Emdoneni Cheetah Project
The Emdoneni Cheetah Project is a unique project in Zululand, a project that is not focused on the quantity of cats held, but on the quality of existence for the few cats we have and giving their offspring the opportunity to be rewilded and to live a free life back in their natural environment, caring and hunting for themselves.
In South Africa there are very few institutions of this nature that are willing to depart with their cats without being remunerated for them. Emdoneni‘s policy has always been not to sell any of our cats and that the aim of the project is to rehabilitate areas in Zululand and other areas that these cats were previously indigenous too, but became extinct. Up to date, 17 serval cats has found their home back into the wild from Emdoneni, our first cheetah is in the process of being rewilded and was donated to Gondwana Game Reserve in the Cape. This cat’s market value is around R130 000 today, but we chose to release her free of charge, as this is what we stand for. In addition, 11 caracal and 2 African Wild Cats has also been released in back into the wild on various private game reserves in Zululand.
Rewilding is a slow process, after the kittens are born, the mother has to raise them for almost 8 months and then they will stay at the project until about 14 months, until they are capable of being released. To put this in prospective for people to understand, these specific cat’s food, veterinary cost, camps, water supply, etc. until the day they are released, are fitted by the project. The reasoning behind doing 2 daily tours at the project is to raise funds so that the project can be self-funded. Many people visiting the project do not see or realise the work and efforts to run a project like this and the financial implications to do so. We have never had one negative comment about or animal husbandry and over the last year have improved the projects facilities, for example size and quality of camps, veterinary rooms, new freezer room and food preparation facilities, etc. This is all funded by visitors, including the running cost of food, salaries, veterinary bills, etc. We are about to release two more serval cats that was born at the project on the Isimangaliso Wetland Park on the 4th of April 2017 and two African Wild Cats on a private game ranch north of Hluhluwe.
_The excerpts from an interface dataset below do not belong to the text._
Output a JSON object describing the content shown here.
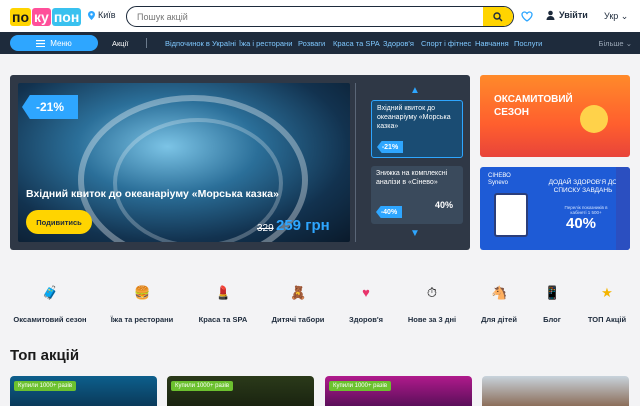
{
  "header": {
    "logo_letters": [
      "по",
      "ку",
      "пон"
    ],
    "city": "Київ",
    "search_placeholder": "Пошук акцій",
    "login_label": "Увійти",
    "language": "Укр"
  },
  "nav": {
    "menu_label": "Меню",
    "promos_label": "Акції",
    "items": [
      "Відпочинок в Україні",
      "Їжа і ресторани",
      "Розваги",
      "Краса та SPA",
      "Здоров'я",
      "Спорт і фітнес",
      "Навчання",
      "Послуги"
    ],
    "more_label": "Більше"
  },
  "hero": {
    "discount": "-21%",
    "title": "Вхідний квиток до океанаріуму «Морська казка»",
    "button_label": "Подивитись",
    "old_price": "329",
    "price": "259 грн",
    "thumbnails": [
      {
        "title": "Вхідний квиток до океанаріуму «Морська казка»",
        "discount": "-21%"
      },
      {
        "title": "Знижка на комплексні аналізи в «Сінево»",
        "discount": "-40%",
        "side_value": "40%"
      }
    ]
  },
  "banners": {
    "velvet": {
      "title": "ОКСАМИТОВИЙ СЕЗОН"
    },
    "synevo": {
      "logo_line1": "СІНЕВО",
      "logo_line2": "Synevo",
      "text": "ДОДАЙ ЗДОРОВ'Я ДО СПИСКУ ЗАВДАНЬ",
      "sub": "Перелік показників в кабінеті 1 500+",
      "percent": "40%"
    }
  },
  "categories": [
    {
      "icon": "suitcase-icon",
      "label": "Оксамитовий сезон"
    },
    {
      "icon": "burger-icon",
      "label": "Їжа та ресторани"
    },
    {
      "icon": "lipstick-icon",
      "label": "Краса та SPA"
    },
    {
      "icon": "kids-icon",
      "label": "Дитячі табори"
    },
    {
      "icon": "heart-icon",
      "label": "Здоров'я"
    },
    {
      "icon": "clock-icon",
      "label": "Нове за 3 дні"
    },
    {
      "icon": "horse-icon",
      "label": "Для дітей"
    },
    {
      "icon": "phone-icon",
      "label": "Блог"
    },
    {
      "icon": "star-icon",
      "label": "ТОП Акцій"
    }
  ],
  "top": {
    "title": "Топ акцій",
    "cards": [
      {
        "tag": "Купили 1000+ разів"
      },
      {
        "tag": "Купили 1000+ разів"
      },
      {
        "tag": "Купили 1000+ разів"
      },
      {
        "tag": ""
      }
    ]
  },
  "colors": {
    "accent_blue": "#2ea6ff",
    "yellow": "#ffd400",
    "navy": "#1e2b3c"
  }
}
This is our ultimate goal and satisfaction when those boxes are opened and to see them disappear in the long grass. We see the guided tours as a necessity to keep the project alive, as other institutions rely on donations and others rely on the sale of their offspring to fund their projects, not mentioning animals that are being bred for hunting purposes.